Would you restate all the entries exactly, leaving nothing out?
>>>
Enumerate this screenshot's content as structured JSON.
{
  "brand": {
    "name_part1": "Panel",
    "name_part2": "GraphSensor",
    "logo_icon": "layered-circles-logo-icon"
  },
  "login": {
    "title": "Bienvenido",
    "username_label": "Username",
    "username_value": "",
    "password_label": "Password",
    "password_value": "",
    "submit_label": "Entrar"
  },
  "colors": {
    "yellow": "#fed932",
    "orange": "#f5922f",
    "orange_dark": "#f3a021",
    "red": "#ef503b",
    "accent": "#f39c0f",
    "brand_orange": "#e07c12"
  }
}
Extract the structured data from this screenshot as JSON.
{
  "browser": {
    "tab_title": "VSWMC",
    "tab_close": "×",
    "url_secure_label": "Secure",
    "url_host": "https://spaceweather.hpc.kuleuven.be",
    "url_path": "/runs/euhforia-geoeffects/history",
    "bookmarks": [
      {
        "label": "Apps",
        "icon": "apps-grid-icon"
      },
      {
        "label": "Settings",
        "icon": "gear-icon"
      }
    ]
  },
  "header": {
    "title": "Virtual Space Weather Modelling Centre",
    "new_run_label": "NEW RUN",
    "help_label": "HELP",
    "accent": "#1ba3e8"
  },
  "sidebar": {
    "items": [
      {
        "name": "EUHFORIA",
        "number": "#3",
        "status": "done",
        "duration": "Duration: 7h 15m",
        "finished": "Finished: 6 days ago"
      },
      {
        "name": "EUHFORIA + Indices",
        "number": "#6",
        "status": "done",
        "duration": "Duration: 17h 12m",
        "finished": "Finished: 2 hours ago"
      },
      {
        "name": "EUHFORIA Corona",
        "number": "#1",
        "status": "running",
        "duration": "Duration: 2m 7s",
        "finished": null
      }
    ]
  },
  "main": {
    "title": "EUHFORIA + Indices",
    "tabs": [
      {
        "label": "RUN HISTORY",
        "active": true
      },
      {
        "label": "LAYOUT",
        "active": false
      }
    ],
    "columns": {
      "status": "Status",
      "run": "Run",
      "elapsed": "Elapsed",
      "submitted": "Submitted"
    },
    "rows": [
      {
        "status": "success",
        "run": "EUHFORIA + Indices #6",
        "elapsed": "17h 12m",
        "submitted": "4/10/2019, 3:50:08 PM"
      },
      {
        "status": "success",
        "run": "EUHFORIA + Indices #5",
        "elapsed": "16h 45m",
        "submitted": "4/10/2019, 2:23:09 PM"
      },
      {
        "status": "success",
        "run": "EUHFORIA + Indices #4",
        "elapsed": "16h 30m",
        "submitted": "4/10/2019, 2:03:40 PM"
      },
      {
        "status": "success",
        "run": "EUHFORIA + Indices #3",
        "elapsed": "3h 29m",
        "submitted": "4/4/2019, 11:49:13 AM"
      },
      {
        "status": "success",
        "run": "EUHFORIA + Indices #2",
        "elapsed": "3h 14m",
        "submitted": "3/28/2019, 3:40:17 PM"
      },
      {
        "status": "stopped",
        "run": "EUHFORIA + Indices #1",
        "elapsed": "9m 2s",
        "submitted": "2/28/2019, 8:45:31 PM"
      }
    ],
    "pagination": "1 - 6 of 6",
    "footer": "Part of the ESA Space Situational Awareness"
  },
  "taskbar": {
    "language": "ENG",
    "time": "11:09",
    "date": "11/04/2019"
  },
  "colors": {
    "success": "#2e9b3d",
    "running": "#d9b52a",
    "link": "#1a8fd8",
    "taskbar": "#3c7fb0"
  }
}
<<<
#### WRITTEN ANSWER
Enumerate this screenshot's content as structured JSON.
{
  "brand": {
    "name_part1": "Panel",
    "name_part2": "GraphSensor",
    "logo_icon": "layered-circles-logo-icon"
  },
  "login": {
    "title": "Bienvenido",
    "username_label": "Username",
    "username_value": "",
    "password_label": "Password",
    "password_value": "",
    "submit_label": "Entrar"
  },
  "colors": {
    "yellow": "#fed932",
    "orange": "#f5922f",
    "orange_dark": "#f3a021",
    "red": "#ef503b",
    "accent": "#f39c0f",
    "brand_orange": "#e07c12"
  }
}
Extract the structured data from this screenshot as JSON.
{
  "browser": {
    "tab_title": "VSWMC",
    "tab_close": "×",
    "url_secure_label": "Secure",
    "url_host": "https://spaceweather.hpc.kuleuven.be",
    "url_path": "/runs/euhforia-geoeffects/history",
    "bookmarks": [
      {
        "label": "Apps",
        "icon": "apps-grid-icon"
      },
      {
        "label": "Settings",
        "icon": "gear-icon"
      }
    ]
  },
  "header": {
    "title": "Virtual Space Weather Modelling Centre",
    "new_run_label": "NEW RUN",
    "help_label": "HELP",
    "accent": "#1ba3e8"
  },
  "sidebar": {
    "items": [
      {
        "name": "EUHFORIA",
        "number": "#3",
        "status": "done",
        "duration": "Duration: 7h 15m",
        "finished": "Finished: 6 days ago"
      },
      {
        "name": "EUHFORIA + Indices",
        "number": "#6",
        "status": "done",
        "duration": "Duration: 17h 12m",
        "finished": "Finished: 2 hours ago"
      },
      {
        "name": "EUHFORIA Corona",
        "number": "#1",
        "status": "running",
        "duration": "Duration: 2m 7s",
        "finished": null
      }
    ]
  },
  "main": {
    "title": "EUHFORIA + Indices",
    "tabs": [
      {
        "label": "RUN HISTORY",
        "active": true
      },
      {
        "label": "LAYOUT",
        "active": false
      }
    ],
    "columns": {
      "status": "Status",
      "run": "Run",
      "elapsed": "Elapsed",
      "submitted": "Submitted"
    },
    "rows": [
      {
        "status": "success",
        "run": "EUHFORIA + Indices #6",
        "elapsed": "17h 12m",
        "submitted": "4/10/2019, 3:50:08 PM"
      },
      {
        "status": "success",
        "run": "EUHFORIA + Indices #5",
        "elapsed": "16h 45m",
        "submitted": "4/10/2019, 2:23:09 PM"
      },
      {
        "status": "success",
        "run": "EUHFORIA + Indices #4",
        "elapsed": "16h 30m",
        "submitted": "4/10/2019, 2:03:40 PM"
      },
      {
        "status": "success",
        "run": "EUHFORIA + Indices #3",
        "elapsed": "3h 29m",
        "submitted": "4/4/2019, 11:49:13 AM"
      },
      {
        "status": "success",
        "run": "EUHFORIA + Indices #2",
        "elapsed": "3h 14m",
        "submitted": "3/28/2019, 3:40:17 PM"
      },
      {
        "status": "stopped",
        "run": "EUHFORIA + Indices #1",
        "elapsed": "9m 2s",
        "submitted": "2/28/2019, 8:45:31 PM"
      }
    ],
    "pagination": "1 - 6 of 6",
    "footer": "Part of the ESA Space Situational Awareness"
  },
  "taskbar": {
    "language": "ENG",
    "time": "11:09",
    "date": "11/04/2019"
  },
  "colors": {
    "success": "#2e9b3d",
    "running": "#d9b52a",
    "link": "#1a8fd8",
    "taskbar": "#3c7fb0"
  }
}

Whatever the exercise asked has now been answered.